Signs of Normalcy

Owing to the resiliency of the people who took the brow-beating of TS Pablo with courage and acceptance, there were signs of normalcy within Cateel itself, amidst the hubbub and the confusion of clearing the rubble that have, since Tuesday, become a regular feature along Cateel’s once pristine streets. A local bakery or two opened for business, and the town’s gasoline station continue to service a bus company that operates the Davao-Cateel route. The town’s parish priest graciously welcomed the goods delivered by the Ateneo team, even as the local officials continued to count the dead bodies claimed by TS Pablo at the municipal hall just across the church. Momentarily, five huge trucks from Davao City entered the narrow streets of the town, announcing to all and sundry that the goods were donated by “the People of Davao City.” A satellite dish was mounted facing the town’s park, to make way for a live broadcast coverage of a news report by some national TV channel.

Picture of Broken Humanity

The trip back to Davao via Mawab and Monkayo witnessed desperate families camping along the shoulder of the dark national highway where most of the electric posts were knocked down, and wires turned into makeshift clothesline. Carrying small cans or containers, Pablo’s survivors begged for food and money from every passing vehicle. The sight of little children stretching their arms to every motorist for a coin or two, unmindful of the speed and size of incoming vehicles, turned out to be an unforgettable penultimate image that describes what TS Pablo has wrought havoc in the lives of survivors. It personifies broken humanity eking out a living inorder to make it through the aftermath.

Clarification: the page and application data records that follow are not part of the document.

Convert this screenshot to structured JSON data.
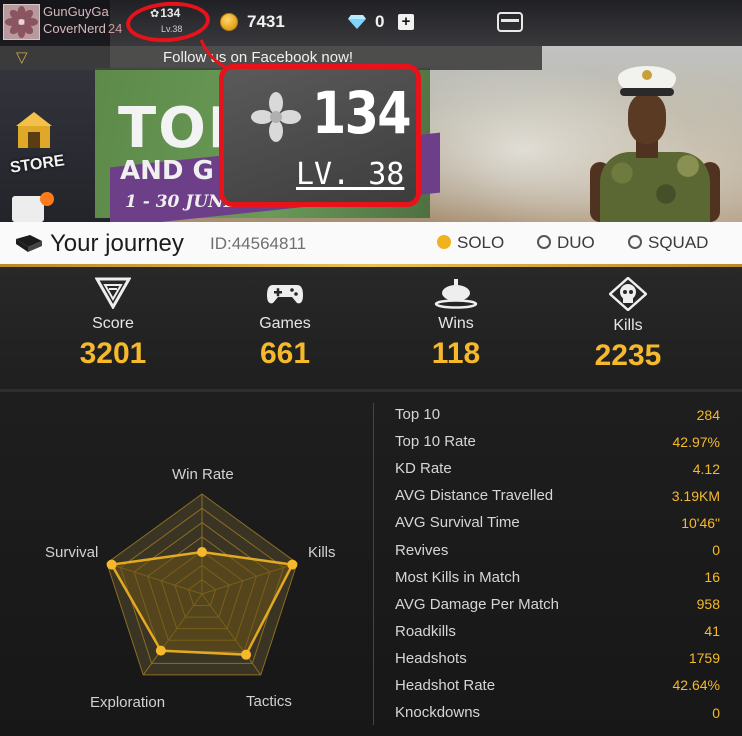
{
  "topbar": {
    "player_name_line1": "GunGuyGa",
    "player_name_line2": "CoverNerd",
    "player_name_suffix": "24",
    "rank_small": "134",
    "level_small": "Lv.38",
    "coins": "7431",
    "diamonds": "0",
    "add_label": "+"
  },
  "notice": {
    "text": "Follow us on Facebook now!"
  },
  "banner": {
    "sign_top": "TOP",
    "sign_and": "AND G",
    "sign_dates": "1 - 30 JUNE 2018"
  },
  "sidebar": {
    "store_label": "STORE"
  },
  "zoom": {
    "rank_value": "134",
    "level_label": "LV. 38"
  },
  "journey": {
    "title": "Your journey",
    "id_label": "ID:44564811",
    "modes": [
      {
        "label": "SOLO",
        "selected": true
      },
      {
        "label": "DUO",
        "selected": false
      },
      {
        "label": "SQUAD",
        "selected": false
      }
    ]
  },
  "summary": [
    {
      "icon": "score-icon",
      "label": "Score",
      "value": "3201"
    },
    {
      "icon": "gamepad-icon",
      "label": "Games",
      "value": "661"
    },
    {
      "icon": "chicken-dinner-icon",
      "label": "Wins",
      "value": "118"
    },
    {
      "icon": "skull-icon",
      "label": "Kills",
      "value": "2235"
    }
  ],
  "radar": {
    "axes": [
      "Win Rate",
      "Kills",
      "Tactics",
      "Exploration",
      "Survival"
    ],
    "levels": 7,
    "values": [
      0.42,
      0.95,
      0.75,
      0.7,
      0.95
    ]
  },
  "stats": [
    {
      "label": "Top 10",
      "value": "284"
    },
    {
      "label": "Top 10 Rate",
      "value": "42.97%"
    },
    {
      "label": "KD Rate",
      "value": "4.12"
    },
    {
      "label": "AVG Distance Travelled",
      "value": "3.19KM"
    },
    {
      "label": "AVG Survival Time",
      "value": "10'46\""
    },
    {
      "label": "Revives",
      "value": "0"
    },
    {
      "label": "Most Kills in Match",
      "value": "16"
    },
    {
      "label": "AVG Damage Per Match",
      "value": "958"
    },
    {
      "label": "Roadkills",
      "value": "41"
    },
    {
      "label": "Headshots",
      "value": "1759"
    },
    {
      "label": "Headshot Rate",
      "value": "42.64%"
    },
    {
      "label": "Knockdowns",
      "value": "0"
    }
  ],
  "colors": {
    "accent_gold": "#f5b92b",
    "annotation_red": "#e8121a",
    "radar_fill": "#6b5416"
  }
}
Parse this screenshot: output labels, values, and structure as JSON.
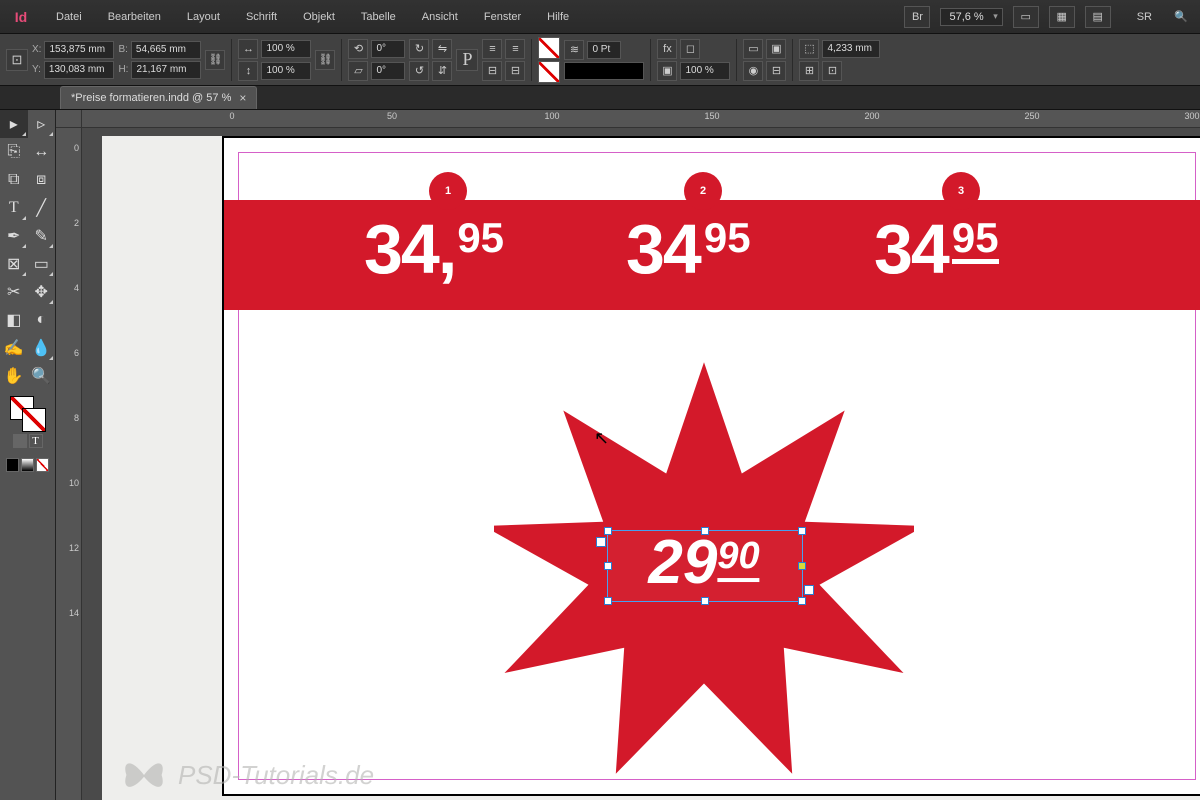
{
  "app_logo": "Id",
  "menu": {
    "items": [
      "Datei",
      "Bearbeiten",
      "Layout",
      "Schrift",
      "Objekt",
      "Tabelle",
      "Ansicht",
      "Fenster",
      "Hilfe"
    ]
  },
  "topbar": {
    "bridge_label": "Br",
    "zoom": "57,6 %",
    "workspace_label": "SR"
  },
  "control": {
    "x": "153,875 mm",
    "y": "130,083 mm",
    "w": "54,665 mm",
    "h": "21,167 mm",
    "scale_x": "100 %",
    "scale_y": "100 %",
    "rotate": "0°",
    "shear": "0°",
    "stroke": "0 Pt",
    "opacity": "100 %",
    "corner": "4,233 mm"
  },
  "doc_tab": {
    "title": "*Preise formatieren.indd @ 57 %"
  },
  "ruler": {
    "h": [
      "0",
      "50",
      "100",
      "150",
      "200",
      "250",
      "300"
    ],
    "v": [
      "0",
      "2",
      "4",
      "6",
      "8",
      "10",
      "12",
      "14"
    ]
  },
  "banner": {
    "badges": [
      "1",
      "2",
      "3"
    ],
    "prices": [
      {
        "int": "34",
        "sep": ",",
        "dec": "95"
      },
      {
        "int": "34",
        "sep": "",
        "dec": "95"
      },
      {
        "int": "34",
        "sep": "",
        "dec": "95"
      }
    ]
  },
  "star_price": {
    "int": "29",
    "dec": "90"
  },
  "watermark": "PSD-Tutorials.de"
}
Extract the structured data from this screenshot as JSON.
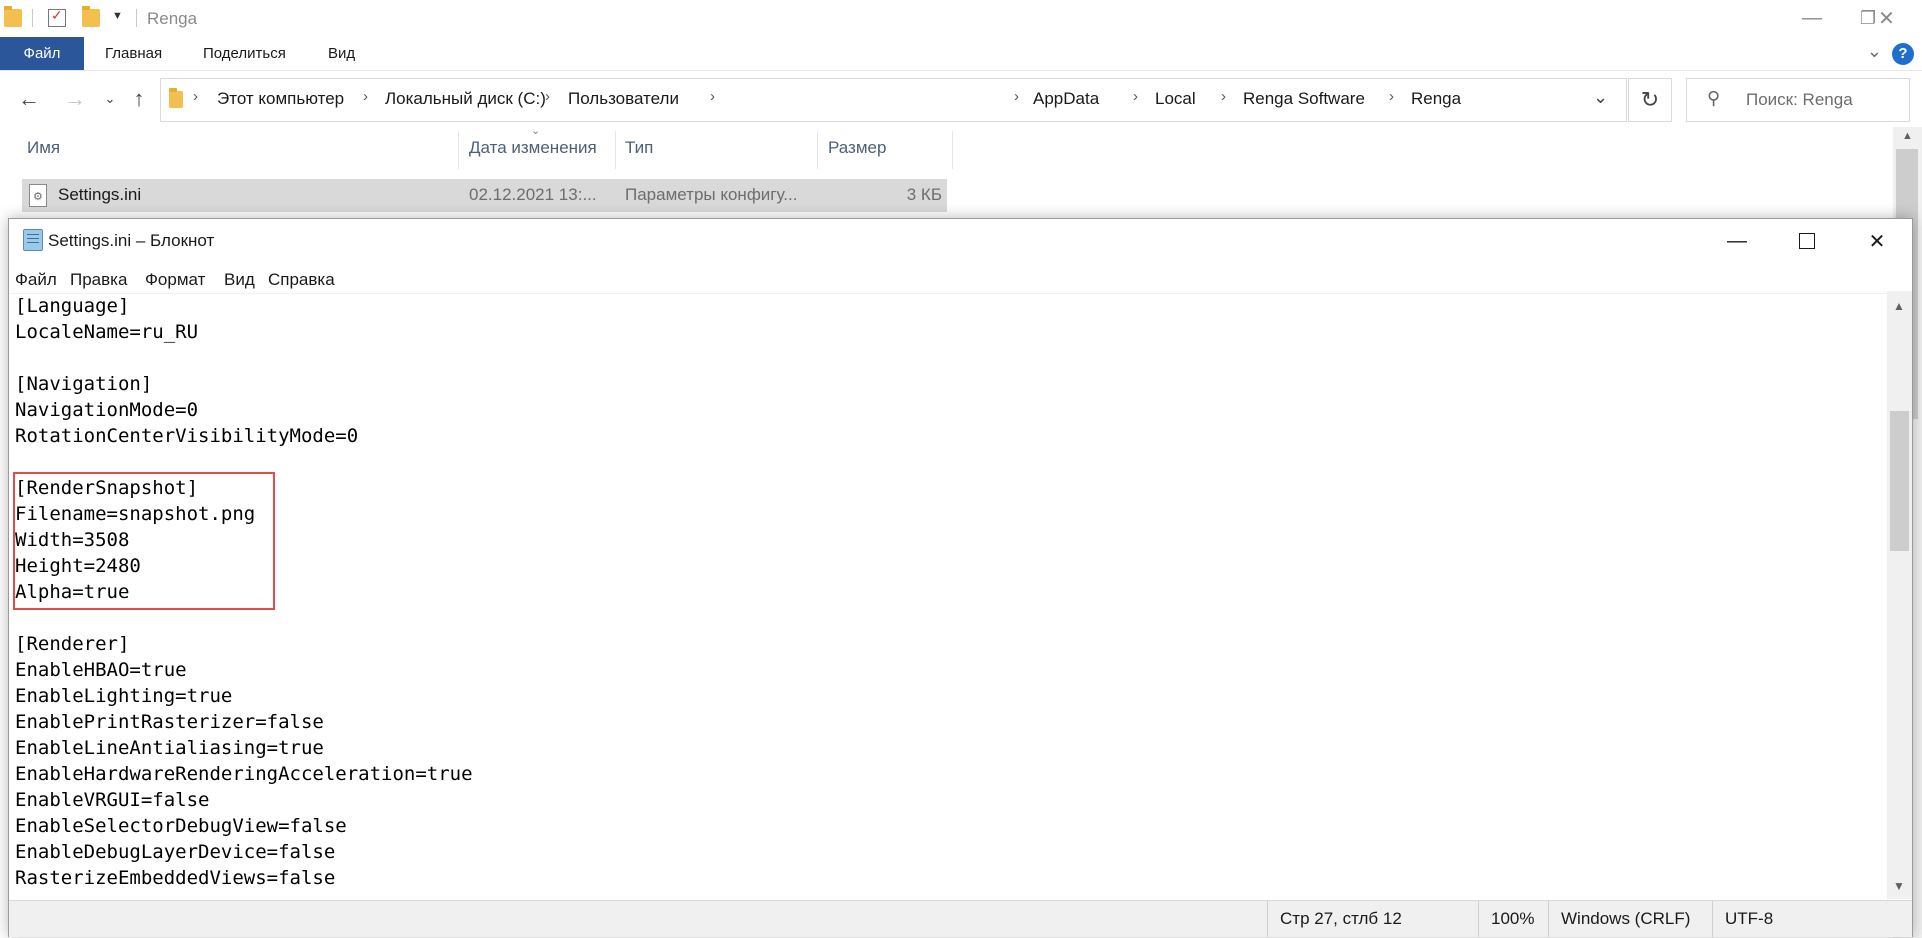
{
  "explorer": {
    "title": "Renga",
    "ribbon_tabs": [
      "Файл",
      "Главная",
      "Поделиться",
      "Вид"
    ],
    "help_label": "?",
    "breadcrumbs": [
      "Этот компьютер",
      "Локальный диск (C:)",
      "Пользователи",
      "AppData",
      "Local",
      "Renga Software",
      "Renga"
    ],
    "search_placeholder": "Поиск: Renga",
    "columns": [
      "Имя",
      "Дата изменения",
      "Тип",
      "Размер"
    ],
    "files": [
      {
        "name": "Settings.ini",
        "modified": "02.12.2021 13:...",
        "type": "Параметры конфигу...",
        "size": "3 КБ"
      }
    ]
  },
  "notepad": {
    "title": "Settings.ini – Блокнот",
    "menu": [
      "Файл",
      "Правка",
      "Формат",
      "Вид",
      "Справка"
    ],
    "lines": [
      "[Language]",
      "LocaleName=ru_RU",
      "",
      "[Navigation]",
      "NavigationMode=0",
      "RotationCenterVisibilityMode=0",
      "",
      "[RenderSnapshot]",
      "Filename=snapshot.png",
      "Width=3508",
      "Height=2480",
      "Alpha=true",
      "",
      "[Renderer]",
      "EnableHBAO=true",
      "EnableLighting=true",
      "EnablePrintRasterizer=false",
      "EnableLineAntialiasing=true",
      "EnableHardwareRenderingAcceleration=true",
      "EnableVRGUI=false",
      "EnableSelectorDebugView=false",
      "EnableDebugLayerDevice=false",
      "RasterizeEmbeddedViews=false"
    ],
    "status": {
      "position": "Стр 27, стлб 12",
      "zoom": "100%",
      "line_endings": "Windows (CRLF)",
      "encoding": "UTF-8"
    }
  }
}
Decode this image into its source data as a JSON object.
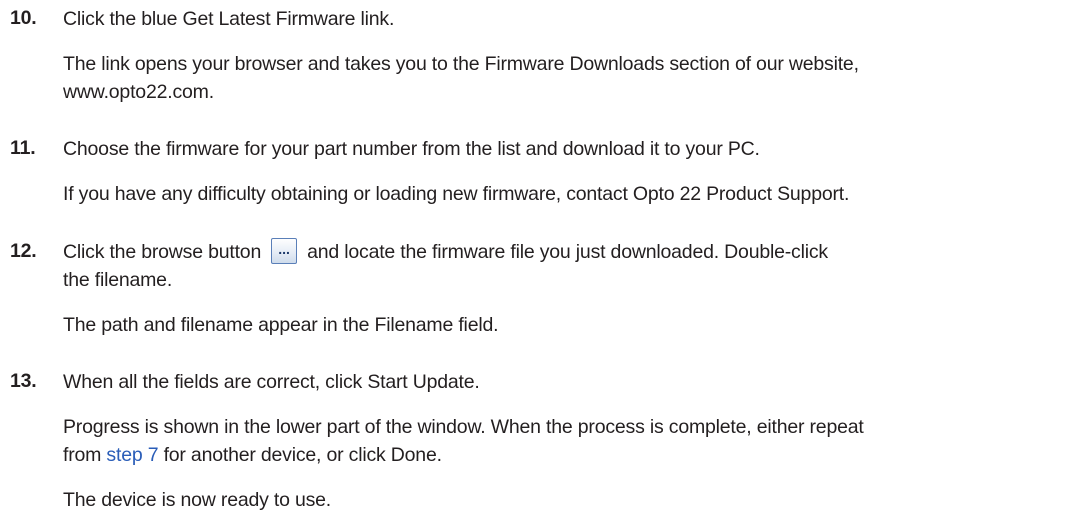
{
  "steps": [
    {
      "number": "10.",
      "instruction": "Click the blue Get Latest Firmware link.",
      "detail_line1": "The link opens your browser and takes you to the Firmware Downloads section of our website,",
      "detail_line2": "www.opto22.com."
    },
    {
      "number": "11.",
      "instruction": "Choose the firmware for your part number from the list and download it to your PC.",
      "detail": "If you have any difficulty obtaining or loading new firmware, contact Opto 22 Product Support."
    },
    {
      "number": "12.",
      "instruction_before": "Click the browse button",
      "browse_button_label": "...",
      "instruction_after": "and locate the firmware file you just downloaded. Double-click",
      "instruction_line2": "the filename.",
      "detail": "The path and filename appear in the Filename field."
    },
    {
      "number": "13.",
      "instruction": "When all the fields are correct, click Start Update.",
      "detail_line1": "Progress is shown in the lower part of the window. When the process is complete, either repeat",
      "detail_line2_before": "from",
      "detail_line2_link": "step 7",
      "detail_line2_after": "for another device, or click Done.",
      "detail_final": "The device is now ready to use."
    }
  ],
  "link_color": "#2a5db8",
  "text_color": "#231f20"
}
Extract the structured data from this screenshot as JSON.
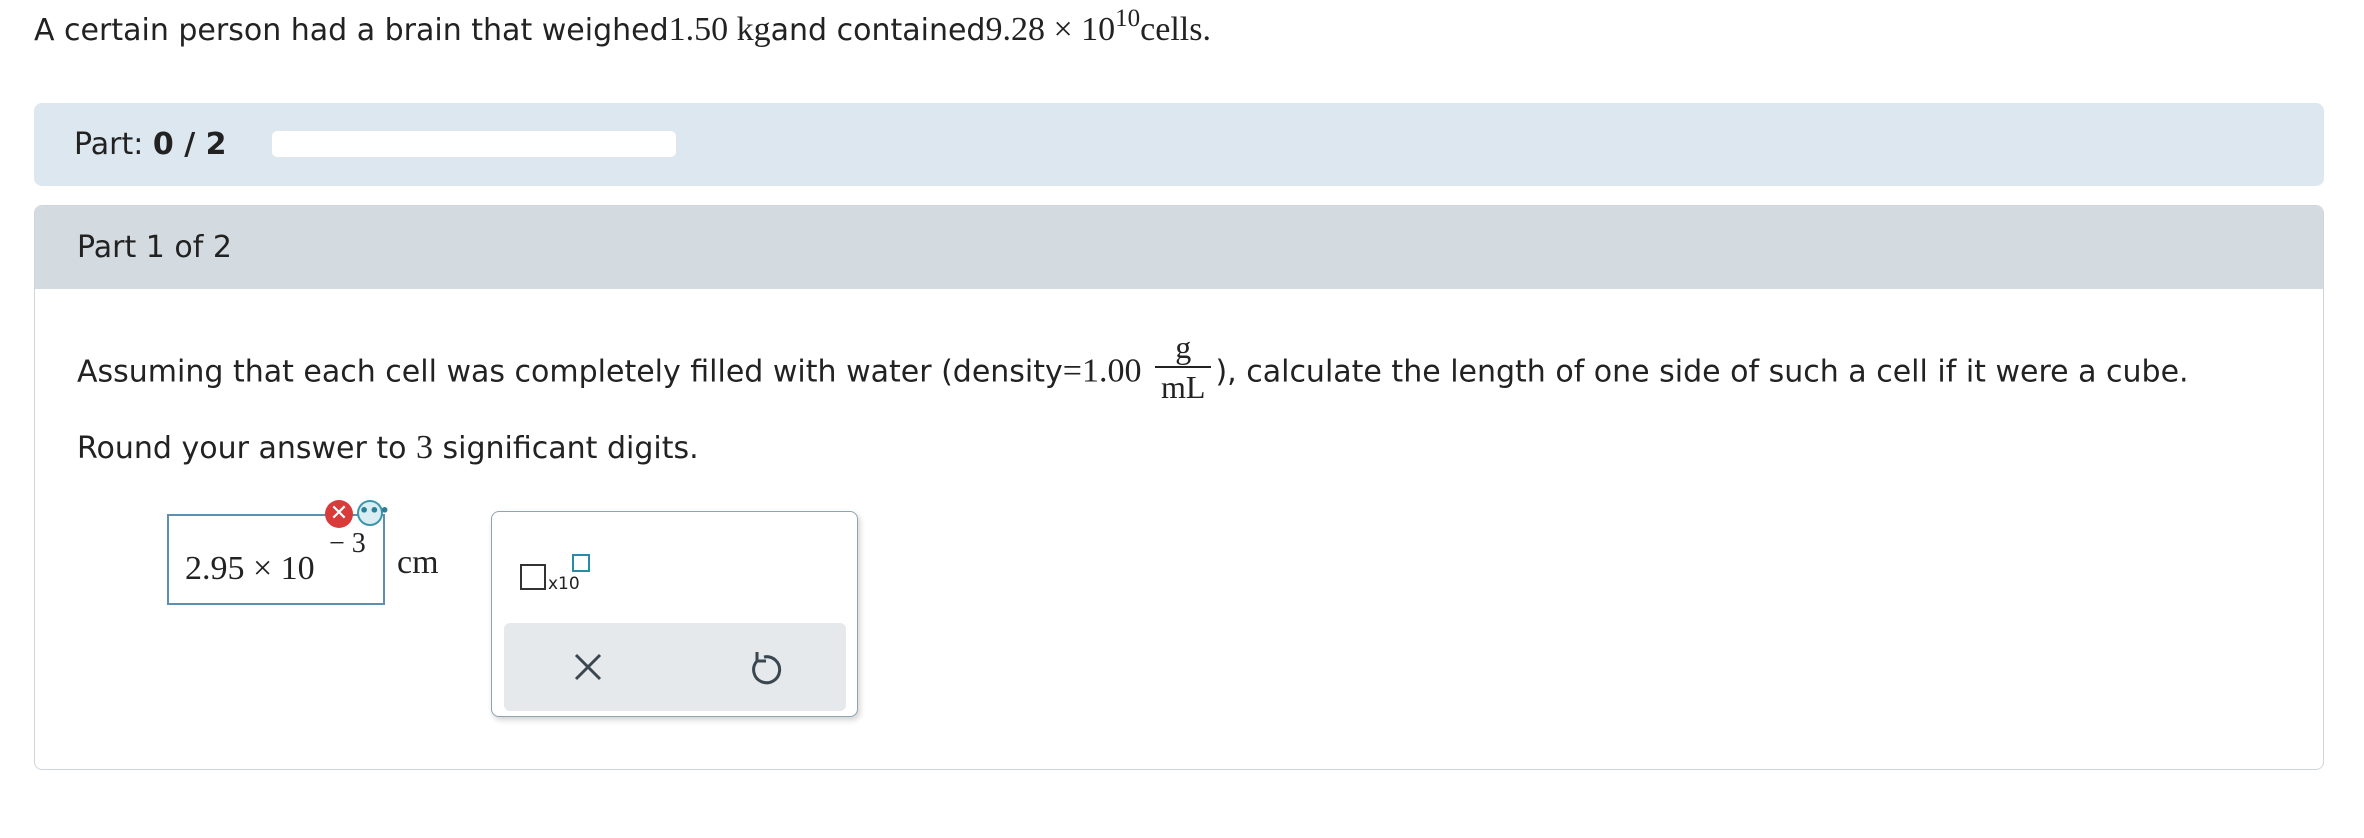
{
  "intro": {
    "text_before": "A certain person had a brain that weighed ",
    "mass": "1.50 kg",
    "text_mid": " and contained ",
    "cells_base": "9.28 × 10",
    "cells_exp": "10",
    "text_after": " cells."
  },
  "part_bar": {
    "label": "Part:",
    "progress": "0 / 2",
    "progress_fraction": 0
  },
  "part": {
    "header": "Part 1 of 2",
    "question_before": "Assuming that each cell was completely filled with water (density",
    "density_value": "=1.00",
    "unit_num": "g",
    "unit_den": "mL",
    "question_after": "), calculate the length of one side of such a cell if it were a cube. Round your answer to ",
    "sig_figs": "3",
    "question_end": " significant digits."
  },
  "answer": {
    "mantissa": "2.95 × 10",
    "exponent": "− 3",
    "unit": "cm",
    "status": "incorrect",
    "error_icon": "x-circle-icon",
    "feedback_icon": "more-dots-icon"
  },
  "tools": {
    "x10_label": "x10",
    "clear_icon": "close-icon",
    "undo_icon": "undo-icon"
  },
  "colors": {
    "part_bar_bg": "#dde7ef",
    "part_header_bg": "#d4dbe0",
    "error_red": "#d93b3b",
    "accent_teal": "#2b8aa8"
  }
}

These were some disturbing sights and sounds which can be gleaned from a trip that clocked approximately 22 and half hours of actual travel time, within a timeframe of 24 hours. (By M. Isabel S. Actub, Arrupe Communications & Advocacy)